Entries from a dataset of interfaces
--- --- ---

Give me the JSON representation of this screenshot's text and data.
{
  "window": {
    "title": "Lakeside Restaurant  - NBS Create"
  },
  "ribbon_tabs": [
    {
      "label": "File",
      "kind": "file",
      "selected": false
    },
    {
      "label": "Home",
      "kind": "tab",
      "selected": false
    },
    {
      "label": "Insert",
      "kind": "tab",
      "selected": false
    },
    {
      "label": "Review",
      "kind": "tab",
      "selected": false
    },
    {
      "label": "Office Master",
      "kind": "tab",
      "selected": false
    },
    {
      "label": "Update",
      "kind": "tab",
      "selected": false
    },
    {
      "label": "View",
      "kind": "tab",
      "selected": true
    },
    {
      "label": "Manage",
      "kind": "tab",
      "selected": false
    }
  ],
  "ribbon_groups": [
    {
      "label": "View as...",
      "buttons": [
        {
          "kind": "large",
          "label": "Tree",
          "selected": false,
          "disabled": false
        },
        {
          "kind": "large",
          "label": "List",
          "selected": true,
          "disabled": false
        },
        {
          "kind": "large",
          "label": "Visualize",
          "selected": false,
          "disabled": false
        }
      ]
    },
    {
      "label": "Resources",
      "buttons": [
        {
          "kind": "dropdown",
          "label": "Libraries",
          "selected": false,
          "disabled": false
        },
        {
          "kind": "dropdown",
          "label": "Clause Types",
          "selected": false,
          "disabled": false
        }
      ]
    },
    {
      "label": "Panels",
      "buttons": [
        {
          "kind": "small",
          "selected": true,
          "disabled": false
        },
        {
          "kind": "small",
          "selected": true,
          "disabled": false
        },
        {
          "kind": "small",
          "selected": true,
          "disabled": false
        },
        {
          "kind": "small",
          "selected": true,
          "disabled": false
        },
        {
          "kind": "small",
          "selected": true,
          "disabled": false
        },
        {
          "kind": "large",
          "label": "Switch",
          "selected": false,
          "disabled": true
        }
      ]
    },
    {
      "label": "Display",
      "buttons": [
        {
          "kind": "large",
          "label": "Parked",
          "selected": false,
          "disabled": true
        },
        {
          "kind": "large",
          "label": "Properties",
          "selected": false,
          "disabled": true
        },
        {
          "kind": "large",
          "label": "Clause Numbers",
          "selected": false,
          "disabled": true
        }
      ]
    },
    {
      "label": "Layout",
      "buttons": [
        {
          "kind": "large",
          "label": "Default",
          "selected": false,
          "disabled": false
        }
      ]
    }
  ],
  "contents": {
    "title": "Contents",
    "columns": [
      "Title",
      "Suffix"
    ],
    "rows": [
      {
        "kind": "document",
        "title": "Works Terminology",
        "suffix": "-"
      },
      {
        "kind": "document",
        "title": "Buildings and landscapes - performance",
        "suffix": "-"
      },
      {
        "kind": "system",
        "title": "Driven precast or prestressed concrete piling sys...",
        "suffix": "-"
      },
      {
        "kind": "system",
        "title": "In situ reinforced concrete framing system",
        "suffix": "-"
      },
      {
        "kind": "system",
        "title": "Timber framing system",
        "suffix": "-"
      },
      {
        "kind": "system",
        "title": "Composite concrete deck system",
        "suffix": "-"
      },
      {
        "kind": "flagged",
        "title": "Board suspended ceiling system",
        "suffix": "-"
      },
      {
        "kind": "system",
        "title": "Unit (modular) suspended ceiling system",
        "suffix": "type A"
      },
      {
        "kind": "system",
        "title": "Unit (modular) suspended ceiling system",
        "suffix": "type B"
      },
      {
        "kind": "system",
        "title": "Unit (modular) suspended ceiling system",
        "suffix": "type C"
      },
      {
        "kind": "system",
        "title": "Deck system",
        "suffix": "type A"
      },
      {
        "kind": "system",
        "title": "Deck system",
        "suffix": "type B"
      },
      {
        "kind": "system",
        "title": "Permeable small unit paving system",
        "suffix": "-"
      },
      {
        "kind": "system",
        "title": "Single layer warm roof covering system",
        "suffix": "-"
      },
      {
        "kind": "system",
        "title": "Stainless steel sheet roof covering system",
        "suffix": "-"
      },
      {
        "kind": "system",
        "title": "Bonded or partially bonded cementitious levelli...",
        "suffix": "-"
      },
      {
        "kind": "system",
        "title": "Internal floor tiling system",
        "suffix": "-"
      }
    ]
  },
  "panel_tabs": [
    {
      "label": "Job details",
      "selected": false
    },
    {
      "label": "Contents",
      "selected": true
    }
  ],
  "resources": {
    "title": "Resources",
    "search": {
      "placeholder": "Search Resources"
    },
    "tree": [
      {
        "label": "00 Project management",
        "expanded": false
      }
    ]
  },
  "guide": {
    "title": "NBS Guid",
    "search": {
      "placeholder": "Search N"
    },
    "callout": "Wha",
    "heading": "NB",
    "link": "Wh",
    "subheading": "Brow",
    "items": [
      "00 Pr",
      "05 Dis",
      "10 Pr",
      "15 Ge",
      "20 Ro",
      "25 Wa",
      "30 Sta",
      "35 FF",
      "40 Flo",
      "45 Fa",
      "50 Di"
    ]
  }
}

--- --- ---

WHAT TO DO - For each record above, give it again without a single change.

RESULT -
Give me the JSON representation of this screenshot's text and data.
{
  "window": {
    "title": "Lakeside Restaurant  - NBS Create"
  },
  "ribbon_tabs": [
    {
      "label": "File",
      "kind": "file",
      "selected": false
    },
    {
      "label": "Home",
      "kind": "tab",
      "selected": false
    },
    {
      "label": "Insert",
      "kind": "tab",
      "selected": false
    },
    {
      "label": "Review",
      "kind": "tab",
      "selected": false
    },
    {
      "label": "Office Master",
      "kind": "tab",
      "selected": false
    },
    {
      "label": "Update",
      "kind": "tab",
      "selected": false
    },
    {
      "label": "View",
      "kind": "tab",
      "selected": true
    },
    {
      "label": "Manage",
      "kind": "tab",
      "selected": false
    }
  ],
  "ribbon_groups": [
    {
      "label": "View as...",
      "buttons": [
        {
          "kind": "large",
          "label": "Tree",
          "selected": false,
          "disabled": false
        },
        {
          "kind": "large",
          "label": "List",
          "selected": true,
          "disabled": false
        },
        {
          "kind": "large",
          "label": "Visualize",
          "selected": false,
          "disabled": false
        }
      ]
    },
    {
      "label": "Resources",
      "buttons": [
        {
          "kind": "dropdown",
          "label": "Libraries",
          "selected": false,
          "disabled": false
        },
        {
          "kind": "dropdown",
          "label": "Clause Types",
          "selected": false,
          "disabled": false
        }
      ]
    },
    {
      "label": "Panels",
      "buttons": [
        {
          "kind": "small",
          "selected": true,
          "disabled": false
        },
        {
          "kind": "small",
          "selected": true,
          "disabled": false
        },
        {
          "kind": "small",
          "selected": true,
          "disabled": false
        },
        {
          "kind": "small",
          "selected": true,
          "disabled": false
        },
        {
          "kind": "small",
          "selected": true,
          "disabled": false
        },
        {
          "kind": "large",
          "label": "Switch",
          "selected": false,
          "disabled": true
        }
      ]
    },
    {
      "label": "Display",
      "buttons": [
        {
          "kind": "large",
          "label": "Parked",
          "selected": false,
          "disabled": true
        },
        {
          "kind": "large",
          "label": "Properties",
          "selected": false,
          "disabled": true
        },
        {
          "kind": "large",
          "label": "Clause Numbers",
          "selected": false,
          "disabled": true
        }
      ]
    },
    {
      "label": "Layout",
      "buttons": [
        {
          "kind": "large",
          "label": "Default",
          "selected": false,
          "disabled": false
        }
      ]
    }
  ],
  "contents": {
    "title": "Contents",
    "columns": [
      "Title",
      "Suffix"
    ],
    "rows": [
      {
        "kind": "document",
        "title": "Works Terminology",
        "suffix": "-"
      },
      {
        "kind": "document",
        "title": "Buildings and landscapes - performance",
        "suffix": "-"
      },
      {
        "kind": "system",
        "title": "Driven precast or prestressed concrete piling sys...",
        "suffix": "-"
      },
      {
        "kind": "system",
        "title": "In situ reinforced concrete framing system",
        "suffix": "-"
      },
      {
        "kind": "system",
        "title": "Timber framing system",
        "suffix": "-"
      },
      {
        "kind": "system",
        "title": "Composite concrete deck system",
        "suffix": "-"
      },
      {
        "kind": "flagged",
        "title": "Board suspended ceiling system",
        "suffix": "-"
      },
      {
        "kind": "system",
        "title": "Unit (modular) suspended ceiling system",
        "suffix": "type A"
      },
      {
        "kind": "system",
        "title": "Unit (modular) suspended ceiling system",
        "suffix": "type B"
      },
      {
        "kind": "system",
        "title": "Unit (modular) suspended ceiling system",
        "suffix": "type C"
      },
      {
        "kind": "system",
        "title": "Deck system",
        "suffix": "type A"
      },
      {
        "kind": "system",
        "title": "Deck system",
        "suffix": "type B"
      },
      {
        "kind": "system",
        "title": "Permeable small unit paving system",
        "suffix": "-"
      },
      {
        "kind": "system",
        "title": "Single layer warm roof covering system",
        "suffix": "-"
      },
      {
        "kind": "system",
        "title": "Stainless steel sheet roof covering system",
        "suffix": "-"
      },
      {
        "kind": "system",
        "title": "Bonded or partially bonded cementitious levelli...",
        "suffix": "-"
      },
      {
        "kind": "system",
        "title": "Internal floor tiling system",
        "suffix": "-"
      }
    ]
  },
  "panel_tabs": [
    {
      "label": "Job details",
      "selected": false
    },
    {
      "label": "Contents",
      "selected": true
    }
  ],
  "resources": {
    "title": "Resources",
    "search": {
      "placeholder": "Search Resources"
    },
    "tree": [
      {
        "label": "00 Project management",
        "expanded": false
      }
    ]
  },
  "guide": {
    "title": "NBS Guid",
    "search": {
      "placeholder": "Search N"
    },
    "callout": "Wha",
    "heading": "NB",
    "link": "Wh",
    "subheading": "Brow",
    "items": [
      "00 Pr",
      "05 Dis",
      "10 Pr",
      "15 Ge",
      "20 Ro",
      "25 Wa",
      "30 Sta",
      "35 FF",
      "40 Flo",
      "45 Fa",
      "50 Di"
    ]
  }
}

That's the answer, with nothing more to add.